Factoring may be easier than you think

Factoring integers into prime factors has a reputation as an extraordinarily difficult problem. If you read some popular accounts, you get the impression that humanity has worked hard on this problem for centuries, if not millennia, and that the chances of an efficient algorithm are negligible. If true, that would be great, because some important cryptosystems rely on the difficulty of factoring. Unfortunately, it's mostly hype based on wishful thinking. Enough people have tried to find efficient factoring algorithms that we can be confident the problem isn't easy, but there's no reason to think it's impossible.

The first thing to realize is that until the advent of public key cryptography in the 1970's, few people cared about factoring. Some people were interested in it for its intrinsic beauty, but nobody thought it was good for anything, and it certainly wasn't the notorious unsolved problem it is today. If anything, it was mildly obscure.

Even today, how many researchers have ever seriously tried to find an efficient factoring algorithm? I don't know, since most people who fail don't announce their attempts (and who knows how much classified work there has been), but it's not hard to estimate. Let's say a serious attempt consists of several months of work by an expert, someone who knows enough number theory to read the literature on this problem. Then the number of people who have seriously tried must be on the order of magnitude of 100. It would be ridiculous to say "100 smart people tried and failed to solve this problem, so it's clearly impossible," but that's what most claims regarding the difficulty of factoring amount to.

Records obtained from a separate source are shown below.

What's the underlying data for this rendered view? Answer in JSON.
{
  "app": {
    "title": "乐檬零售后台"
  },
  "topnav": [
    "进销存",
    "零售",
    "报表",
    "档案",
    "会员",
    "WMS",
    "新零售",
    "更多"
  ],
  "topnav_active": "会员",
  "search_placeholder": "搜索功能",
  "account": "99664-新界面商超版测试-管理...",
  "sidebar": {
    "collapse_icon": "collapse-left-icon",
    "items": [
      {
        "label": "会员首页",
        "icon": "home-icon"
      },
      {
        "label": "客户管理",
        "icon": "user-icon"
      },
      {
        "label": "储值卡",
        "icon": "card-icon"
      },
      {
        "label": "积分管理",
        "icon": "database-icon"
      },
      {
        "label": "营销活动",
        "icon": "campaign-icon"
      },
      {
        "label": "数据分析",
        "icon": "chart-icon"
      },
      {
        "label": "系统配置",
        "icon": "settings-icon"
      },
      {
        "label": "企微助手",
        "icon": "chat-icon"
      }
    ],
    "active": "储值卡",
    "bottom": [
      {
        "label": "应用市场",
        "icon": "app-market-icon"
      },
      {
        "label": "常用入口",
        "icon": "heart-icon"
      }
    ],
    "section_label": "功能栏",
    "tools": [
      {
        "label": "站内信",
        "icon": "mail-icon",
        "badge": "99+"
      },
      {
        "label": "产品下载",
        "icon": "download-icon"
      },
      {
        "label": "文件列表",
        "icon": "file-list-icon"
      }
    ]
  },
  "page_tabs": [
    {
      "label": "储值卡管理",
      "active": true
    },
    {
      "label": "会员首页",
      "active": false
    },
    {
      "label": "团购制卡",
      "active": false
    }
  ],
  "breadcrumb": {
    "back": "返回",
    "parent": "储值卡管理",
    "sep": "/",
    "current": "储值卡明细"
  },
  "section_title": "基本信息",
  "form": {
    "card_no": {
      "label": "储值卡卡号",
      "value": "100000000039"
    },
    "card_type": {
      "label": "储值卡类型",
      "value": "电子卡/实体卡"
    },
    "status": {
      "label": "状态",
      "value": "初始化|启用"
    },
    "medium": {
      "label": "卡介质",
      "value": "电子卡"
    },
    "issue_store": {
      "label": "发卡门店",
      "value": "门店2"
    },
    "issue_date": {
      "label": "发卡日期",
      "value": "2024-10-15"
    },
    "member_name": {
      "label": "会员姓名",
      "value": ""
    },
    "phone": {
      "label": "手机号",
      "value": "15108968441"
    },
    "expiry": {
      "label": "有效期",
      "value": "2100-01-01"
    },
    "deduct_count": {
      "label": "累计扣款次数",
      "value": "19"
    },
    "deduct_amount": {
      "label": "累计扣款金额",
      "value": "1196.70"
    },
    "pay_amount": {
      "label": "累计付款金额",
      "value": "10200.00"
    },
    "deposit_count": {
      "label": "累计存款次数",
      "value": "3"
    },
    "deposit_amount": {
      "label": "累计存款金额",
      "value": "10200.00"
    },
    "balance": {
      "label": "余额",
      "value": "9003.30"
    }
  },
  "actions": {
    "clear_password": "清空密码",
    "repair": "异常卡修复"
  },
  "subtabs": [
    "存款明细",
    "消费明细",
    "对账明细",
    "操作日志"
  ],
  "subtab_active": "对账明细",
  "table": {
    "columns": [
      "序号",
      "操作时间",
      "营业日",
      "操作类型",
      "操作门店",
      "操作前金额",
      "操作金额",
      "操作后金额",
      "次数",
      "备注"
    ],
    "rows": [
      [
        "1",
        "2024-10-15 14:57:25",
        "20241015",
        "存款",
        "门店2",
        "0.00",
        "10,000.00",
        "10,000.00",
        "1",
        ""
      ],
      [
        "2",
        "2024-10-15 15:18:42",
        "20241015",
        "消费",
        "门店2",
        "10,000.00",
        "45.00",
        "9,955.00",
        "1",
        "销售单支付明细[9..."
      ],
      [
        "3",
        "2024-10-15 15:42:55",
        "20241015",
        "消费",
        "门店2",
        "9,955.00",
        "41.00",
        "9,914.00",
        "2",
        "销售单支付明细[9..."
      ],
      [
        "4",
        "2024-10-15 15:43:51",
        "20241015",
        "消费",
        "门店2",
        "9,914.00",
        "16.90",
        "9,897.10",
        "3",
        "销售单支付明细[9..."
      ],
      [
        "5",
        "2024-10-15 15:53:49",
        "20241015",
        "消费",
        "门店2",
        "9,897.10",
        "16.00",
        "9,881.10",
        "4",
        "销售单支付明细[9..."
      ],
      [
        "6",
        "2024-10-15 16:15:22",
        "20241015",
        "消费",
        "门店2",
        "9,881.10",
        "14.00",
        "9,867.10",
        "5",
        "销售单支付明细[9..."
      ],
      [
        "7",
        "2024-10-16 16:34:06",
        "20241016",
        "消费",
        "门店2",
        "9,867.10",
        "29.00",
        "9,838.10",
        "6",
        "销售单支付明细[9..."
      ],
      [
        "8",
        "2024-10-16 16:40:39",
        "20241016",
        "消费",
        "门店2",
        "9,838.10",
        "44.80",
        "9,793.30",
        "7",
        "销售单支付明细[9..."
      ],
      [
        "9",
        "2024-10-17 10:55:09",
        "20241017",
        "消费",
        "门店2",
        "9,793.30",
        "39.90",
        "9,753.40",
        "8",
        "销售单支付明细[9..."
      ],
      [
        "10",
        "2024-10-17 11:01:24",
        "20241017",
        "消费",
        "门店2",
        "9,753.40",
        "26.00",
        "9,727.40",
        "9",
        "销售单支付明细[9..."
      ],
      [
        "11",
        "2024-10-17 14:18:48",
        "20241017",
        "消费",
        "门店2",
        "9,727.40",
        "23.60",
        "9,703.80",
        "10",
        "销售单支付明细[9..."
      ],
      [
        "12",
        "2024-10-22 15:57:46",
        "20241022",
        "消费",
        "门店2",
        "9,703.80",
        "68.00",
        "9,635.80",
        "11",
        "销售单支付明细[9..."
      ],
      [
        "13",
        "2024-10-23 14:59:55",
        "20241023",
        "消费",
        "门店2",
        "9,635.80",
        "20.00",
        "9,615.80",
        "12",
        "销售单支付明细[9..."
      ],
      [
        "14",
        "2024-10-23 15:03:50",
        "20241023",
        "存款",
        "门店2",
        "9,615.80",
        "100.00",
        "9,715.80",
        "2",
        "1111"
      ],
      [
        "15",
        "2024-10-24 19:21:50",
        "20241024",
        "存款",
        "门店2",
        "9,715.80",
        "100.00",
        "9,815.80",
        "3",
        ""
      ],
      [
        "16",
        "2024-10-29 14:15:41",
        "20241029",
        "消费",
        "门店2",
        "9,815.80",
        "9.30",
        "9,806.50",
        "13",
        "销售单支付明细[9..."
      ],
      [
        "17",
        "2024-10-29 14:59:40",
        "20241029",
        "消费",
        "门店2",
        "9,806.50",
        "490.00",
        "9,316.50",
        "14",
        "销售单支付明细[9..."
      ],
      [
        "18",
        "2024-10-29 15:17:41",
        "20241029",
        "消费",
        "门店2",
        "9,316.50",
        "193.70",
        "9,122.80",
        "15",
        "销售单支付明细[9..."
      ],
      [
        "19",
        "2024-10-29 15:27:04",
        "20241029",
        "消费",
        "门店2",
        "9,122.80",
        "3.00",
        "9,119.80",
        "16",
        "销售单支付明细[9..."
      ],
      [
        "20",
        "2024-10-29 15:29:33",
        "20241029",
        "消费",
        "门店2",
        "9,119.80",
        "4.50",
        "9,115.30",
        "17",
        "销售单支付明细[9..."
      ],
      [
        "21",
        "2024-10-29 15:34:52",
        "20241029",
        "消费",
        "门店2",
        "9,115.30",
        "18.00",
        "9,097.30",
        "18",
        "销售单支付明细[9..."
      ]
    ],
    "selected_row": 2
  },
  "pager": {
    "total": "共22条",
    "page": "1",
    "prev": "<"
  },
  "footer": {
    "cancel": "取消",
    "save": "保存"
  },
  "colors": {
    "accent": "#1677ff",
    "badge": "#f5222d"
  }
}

It's important to keep in mind that there is no conceptual reason why factoring should be difficult. By contrast, one can make a compelling case for why P is different from NP, but factoring is almost undoubtedly not NP-hard. People have made immense progress in developing factoring algorithms, and there's no reason to think we've hit a fundamental barrier.

To discuss this in more detail, we'll need a little notation. Define Lε,c(n) = ec(log n)ε(log log n)1-ε. These function s interpolate between L1,c(n) = nc and L0,c(n) = (log n)c.

Until the 1970's, the best algorithms known for factoring all had running times of the form L1,c(n) for some constant c. In other words, they took time exponential in the number of digits needed to write n (but note that even here, lowering c can represent important progress). In the 1970's, the state of the art reached L1/2,c(n), which is subexponential. This can already be seen as closing half the gap between exponential and polynomial time. Some people suspected that this was the true complexity of factoring, but in the late 1980's the number field sieve reduced the running time to L1/3,c(n). Since then, the only progress has been in lowering c (and making the techniques more practical), but why should everything stop here? We're already two thirds of the way to a polynomial-time factoring algorithm, and I'd guess that we can go almost all of the way. Specifically, I suspect that for each ε>0, there is an algorithm that runs in time Lε,c(n) (where c may grow as ε tends to zero). I have no opinion as to whether ε=0 can be achieved.

Of course, I have no real evidence for my views; if I had any good ideas for factoring, I'd be working on them instead of writing this. On the other hand, the people who talk about the great difficulty of factoring have equally little evidence. The net result is that it's reasonable to hope that factoring is difficult, but you should regard that as a provisional hypothesis rather than a certainty.